The Jannat Abad church held its last services on 28 May 2012, after having operated in the same building for over 15 years; the church gained ownership of the building five years ago. The church, which provided two services per week for 80 to 100 attendees, as well as prayer sessions and bible studies, is part of an international Protestant evangelical network called Assemblies of God. The Jannat Abad church operated with the full knowledge of Iranian authorities as a branch of the officially recognized Central Assembly of God Church in Tehran but was an independent ministry, sources told the Campaign. Lies den Rest dieses Artikels
Iran to crack down on web censor-beating software
By Marc Burleigh (AFP)
TEHRAN — Iran’s cyber police force is poised to launch a new crackdown on software that lets many Iranians circumvent the regime’s Internet censorship, media reported on Sunday.
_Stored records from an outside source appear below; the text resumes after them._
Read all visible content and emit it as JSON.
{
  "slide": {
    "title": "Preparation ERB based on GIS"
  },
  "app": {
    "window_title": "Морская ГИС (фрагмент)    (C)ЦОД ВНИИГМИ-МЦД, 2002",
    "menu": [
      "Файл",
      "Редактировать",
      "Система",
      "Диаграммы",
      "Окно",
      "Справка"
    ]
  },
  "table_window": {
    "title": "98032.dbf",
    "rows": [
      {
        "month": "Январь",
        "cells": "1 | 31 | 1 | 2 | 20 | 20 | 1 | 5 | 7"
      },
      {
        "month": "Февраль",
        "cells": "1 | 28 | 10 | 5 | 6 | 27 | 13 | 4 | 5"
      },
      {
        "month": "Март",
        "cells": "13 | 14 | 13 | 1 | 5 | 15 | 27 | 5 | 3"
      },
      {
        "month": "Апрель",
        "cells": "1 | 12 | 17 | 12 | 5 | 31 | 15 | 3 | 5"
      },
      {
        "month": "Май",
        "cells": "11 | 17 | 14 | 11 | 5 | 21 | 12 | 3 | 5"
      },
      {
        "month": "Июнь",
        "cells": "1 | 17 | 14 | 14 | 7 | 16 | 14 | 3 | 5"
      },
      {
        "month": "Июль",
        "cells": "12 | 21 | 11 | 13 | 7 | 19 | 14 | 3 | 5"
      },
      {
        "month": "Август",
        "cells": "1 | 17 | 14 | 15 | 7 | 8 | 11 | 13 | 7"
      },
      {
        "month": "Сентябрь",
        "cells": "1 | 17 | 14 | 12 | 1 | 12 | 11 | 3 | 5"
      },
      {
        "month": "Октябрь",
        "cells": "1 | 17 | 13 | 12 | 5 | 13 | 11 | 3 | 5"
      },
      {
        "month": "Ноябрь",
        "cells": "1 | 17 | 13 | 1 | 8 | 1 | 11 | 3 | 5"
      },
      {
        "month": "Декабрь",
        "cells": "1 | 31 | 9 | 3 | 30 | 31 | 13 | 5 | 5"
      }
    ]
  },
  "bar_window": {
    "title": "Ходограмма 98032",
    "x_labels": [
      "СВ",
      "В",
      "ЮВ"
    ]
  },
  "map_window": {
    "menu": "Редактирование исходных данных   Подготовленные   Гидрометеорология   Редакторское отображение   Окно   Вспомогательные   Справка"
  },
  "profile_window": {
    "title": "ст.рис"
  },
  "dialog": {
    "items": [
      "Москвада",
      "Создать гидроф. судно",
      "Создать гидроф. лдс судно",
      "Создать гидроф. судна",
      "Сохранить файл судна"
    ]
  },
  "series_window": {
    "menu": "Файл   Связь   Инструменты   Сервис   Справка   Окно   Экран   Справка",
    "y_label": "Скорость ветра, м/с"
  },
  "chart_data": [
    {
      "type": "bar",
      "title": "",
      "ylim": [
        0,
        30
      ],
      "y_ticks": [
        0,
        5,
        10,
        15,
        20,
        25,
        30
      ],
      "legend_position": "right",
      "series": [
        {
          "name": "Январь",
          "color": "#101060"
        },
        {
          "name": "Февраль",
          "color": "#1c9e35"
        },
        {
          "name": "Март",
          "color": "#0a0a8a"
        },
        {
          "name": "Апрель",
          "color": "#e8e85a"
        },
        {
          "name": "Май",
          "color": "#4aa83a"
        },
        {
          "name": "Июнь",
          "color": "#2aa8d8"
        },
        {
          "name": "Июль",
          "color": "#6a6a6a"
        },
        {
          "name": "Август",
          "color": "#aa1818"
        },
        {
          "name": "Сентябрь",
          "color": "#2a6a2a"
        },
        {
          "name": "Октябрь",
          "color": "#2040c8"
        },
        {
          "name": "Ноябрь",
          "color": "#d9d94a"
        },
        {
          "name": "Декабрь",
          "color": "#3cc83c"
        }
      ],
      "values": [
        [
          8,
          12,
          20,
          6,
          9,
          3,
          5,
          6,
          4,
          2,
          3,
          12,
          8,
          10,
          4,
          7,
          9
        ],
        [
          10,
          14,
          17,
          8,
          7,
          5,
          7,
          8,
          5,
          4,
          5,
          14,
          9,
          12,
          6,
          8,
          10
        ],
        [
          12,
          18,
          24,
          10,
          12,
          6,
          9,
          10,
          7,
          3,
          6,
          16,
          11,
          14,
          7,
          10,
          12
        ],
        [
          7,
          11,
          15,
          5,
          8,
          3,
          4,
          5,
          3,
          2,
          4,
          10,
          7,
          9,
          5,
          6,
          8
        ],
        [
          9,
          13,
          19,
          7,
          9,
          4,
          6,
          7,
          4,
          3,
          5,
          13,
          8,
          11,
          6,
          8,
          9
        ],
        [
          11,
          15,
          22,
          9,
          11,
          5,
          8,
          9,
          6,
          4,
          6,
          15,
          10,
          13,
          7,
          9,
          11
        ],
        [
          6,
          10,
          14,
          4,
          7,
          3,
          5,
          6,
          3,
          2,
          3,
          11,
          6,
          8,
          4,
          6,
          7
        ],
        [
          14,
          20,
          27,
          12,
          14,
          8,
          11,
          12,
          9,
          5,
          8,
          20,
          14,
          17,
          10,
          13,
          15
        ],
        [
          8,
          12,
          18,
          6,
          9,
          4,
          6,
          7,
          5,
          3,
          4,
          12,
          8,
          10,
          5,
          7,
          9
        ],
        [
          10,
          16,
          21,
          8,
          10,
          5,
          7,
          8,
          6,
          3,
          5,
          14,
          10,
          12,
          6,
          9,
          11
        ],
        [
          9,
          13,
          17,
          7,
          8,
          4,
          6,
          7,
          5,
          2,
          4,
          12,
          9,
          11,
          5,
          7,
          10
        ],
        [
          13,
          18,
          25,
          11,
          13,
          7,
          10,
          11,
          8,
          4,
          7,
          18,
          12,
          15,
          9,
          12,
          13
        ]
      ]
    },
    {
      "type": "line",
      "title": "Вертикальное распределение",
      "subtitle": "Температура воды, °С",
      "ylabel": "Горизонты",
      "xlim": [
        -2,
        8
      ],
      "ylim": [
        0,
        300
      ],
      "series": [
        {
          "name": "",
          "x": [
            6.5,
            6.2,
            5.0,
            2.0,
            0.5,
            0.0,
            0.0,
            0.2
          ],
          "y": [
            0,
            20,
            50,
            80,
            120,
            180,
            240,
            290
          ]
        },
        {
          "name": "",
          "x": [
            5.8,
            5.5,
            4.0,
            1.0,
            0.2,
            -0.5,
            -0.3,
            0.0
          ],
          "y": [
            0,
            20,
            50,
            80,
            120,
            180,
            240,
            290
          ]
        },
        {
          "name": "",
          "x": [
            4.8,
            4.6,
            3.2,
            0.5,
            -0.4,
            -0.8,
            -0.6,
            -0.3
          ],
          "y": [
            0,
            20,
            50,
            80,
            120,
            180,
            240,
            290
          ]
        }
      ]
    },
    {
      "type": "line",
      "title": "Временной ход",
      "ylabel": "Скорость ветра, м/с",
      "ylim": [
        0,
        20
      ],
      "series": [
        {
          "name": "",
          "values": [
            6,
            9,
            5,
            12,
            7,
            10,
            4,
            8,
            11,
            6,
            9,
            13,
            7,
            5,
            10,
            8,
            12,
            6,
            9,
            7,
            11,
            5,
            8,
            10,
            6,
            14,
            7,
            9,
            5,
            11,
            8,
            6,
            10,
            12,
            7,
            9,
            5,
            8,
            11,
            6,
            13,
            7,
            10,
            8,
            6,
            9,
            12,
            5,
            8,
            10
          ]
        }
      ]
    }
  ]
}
The operation will target VPNs, or Virtual Private Networks, which use a secure protocol to encrypt users’ data, foiling online blocks put in place by Iran’s authorities, according to the head of the specialised police unit, Kamal Hadianfar.
“It has been agreed that a commission (within the cyber police) be formed to block illegal VPNs,” he was quoted as saying in a report originally published by the Mehr news agency.
“About 20 to 30 percent of (Iranian internet) users use VPN,” or more than seven million people out of the country’s 36 million web users, he added.
Legal VPNs would only be used by “the likes of airlines, ministries, (state) organisations and banks,” he said — and even they would be monitored by the commission. Lies den Rest dieses Artikels